Although I haven’t written the review, I know 12C27 can perform admirably: I own a Bear & Son Bowie with a Sandvik blade, and it can shave hairs when sharpened, while also being able to chop wood for the campfire without risking a rolled edge or quick dulling.

12C27 vs 14C28N

Sandvik’s 14C28N is essentially an upgraded version of 12C27: It has a higher Chromium content (14%), more carbon (0.62%), and the inclusion of Phosphorous (0.025%) and Nitrogen (0.11%). Like 12C27, 14C28N also retains some Sulfur (0.01%), more Manganese (0.6%), and slightly less Silicon (0.2%).

Thanks to its higher carbon and carbide content, 14C28N can achieve higher hardness ratings when heat-treated (up to 62 HRC) with average hardness ratings of 58 to 60 HRC compared to 12C27’s 57 to 59 HRC. 14C28N will typically provide better sharpness and edge retention than 12C27, without sacrificing strength and resiliency.

12C27 vs 154CM

Folks like to compare 12C27 to 154CM, but I don’t think they’re so comparable: The latter has nearly twice as much carbon (1.05%), often more Chromium (14%) and 0.4% Vanadium. Its higher carbon content and greater carbide formation mean 154CM will provide a harder, sharper edge that sacrifices some toughness and resiliency. A 154CM blade can easily be hardened up to 58 to 62 HRC, with an average of 60 HRC.

Where 12C27 can perform as well in a fixed blade made for heavy striking and abuse, 154CM is an alloy intended for sharper, more delicate cuts in a smaller blade that yields greater edge retention. Think of kitchen cutlery, EDC knives, and smaller folding knives.

Who’s 12C27 For? Knife Recommendations

Like I mentioned, any 12C27 blade will be capable of functioning in a larger tactical knife or fixed blade. Sandvik designed this alloy for repeat use and abuse, with a focus on value and strength. That’s not to say you can’t hone a razor’s edge on a 12C27 blade, though — this alloy was originally made by Sandvik for use in straight razors, before they introduced 14C28N. That makes it well suited for EDC pocket knives and fishing knives without breaking your budget.

Bear & Son 12″ Gold Rush Bowie

I enjoy my Bear & Sons Bowie quite a lot. It’s a beautiful clip point blade inspired by the O.G. Bowie knife, and its gold guard and Cocobola handle fitted with brass pins looks classy as Hell. It holds a good edge in the backcountry, where thick rope and firewood often need cutting and batoning.

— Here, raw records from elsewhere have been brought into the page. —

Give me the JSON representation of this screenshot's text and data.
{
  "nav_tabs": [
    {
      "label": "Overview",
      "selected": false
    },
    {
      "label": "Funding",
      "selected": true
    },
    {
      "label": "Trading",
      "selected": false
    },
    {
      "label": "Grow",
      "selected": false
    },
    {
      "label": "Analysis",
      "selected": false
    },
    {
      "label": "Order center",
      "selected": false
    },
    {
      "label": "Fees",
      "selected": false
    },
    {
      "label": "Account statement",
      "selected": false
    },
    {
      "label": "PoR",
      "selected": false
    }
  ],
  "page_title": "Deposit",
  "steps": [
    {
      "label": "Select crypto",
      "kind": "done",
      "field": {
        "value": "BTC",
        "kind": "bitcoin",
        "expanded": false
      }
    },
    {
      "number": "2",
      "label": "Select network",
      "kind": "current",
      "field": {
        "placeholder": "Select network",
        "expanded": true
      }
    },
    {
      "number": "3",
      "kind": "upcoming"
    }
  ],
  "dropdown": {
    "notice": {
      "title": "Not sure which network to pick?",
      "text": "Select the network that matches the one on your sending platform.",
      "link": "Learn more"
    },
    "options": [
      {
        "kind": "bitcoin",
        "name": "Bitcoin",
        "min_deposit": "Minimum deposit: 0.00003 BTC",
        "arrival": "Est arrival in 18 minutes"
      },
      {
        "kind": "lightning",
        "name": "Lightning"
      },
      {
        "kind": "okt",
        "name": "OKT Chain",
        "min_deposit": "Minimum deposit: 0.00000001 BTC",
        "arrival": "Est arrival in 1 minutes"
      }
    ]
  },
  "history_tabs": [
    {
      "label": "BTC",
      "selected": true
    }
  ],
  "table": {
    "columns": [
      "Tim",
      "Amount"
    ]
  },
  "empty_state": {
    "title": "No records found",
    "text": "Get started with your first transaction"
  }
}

Morakniv Kansbol Fixed Blade

Morakniv, a Swedish knife company, relies on this steel to make their highly regarded Kansbol Fixed Blade. It’s a sweet little tactical knife measuring about 9″. It sports a rubberized polymer handle and durable Scandi grind on its 12C27 blade.

CKRT “Ken Onion” Stylus Pen Knife

This slick pen knife is one of the nicest EDC blades I’ve come across in awhile, and it’s priced well at $70. A subtle flat grind and drop point make up the spring-assisted 12C27 flipper blade. A spiny aluminum handle with a sweet, Salmon-colored anodized finish and polished stainless belt clip provide grip and stowage. Knife maker Ken Onion was inducted into the Blade Magazine Hall of Fame back in 2008 — he’s the youngest ever inductee — so it’s little surprise his budget-friendly Stylus pocket knife looks so damn good.

(I can’t recommend the CJRB Ria)

In my review of the CJRB Ria, I point out why I just don’t think it’s worth the $35 to $55 price range. Its 12C27 blade was apparently not heat-treated or ground properly, as it performed relatively poorly during testing. It still makes a decent box cutter and around-the-house knife that I occasionally grab from the kitchen junk drawer, but there’s a better options (see above) if you want a small 12C27-bladed folder with some style.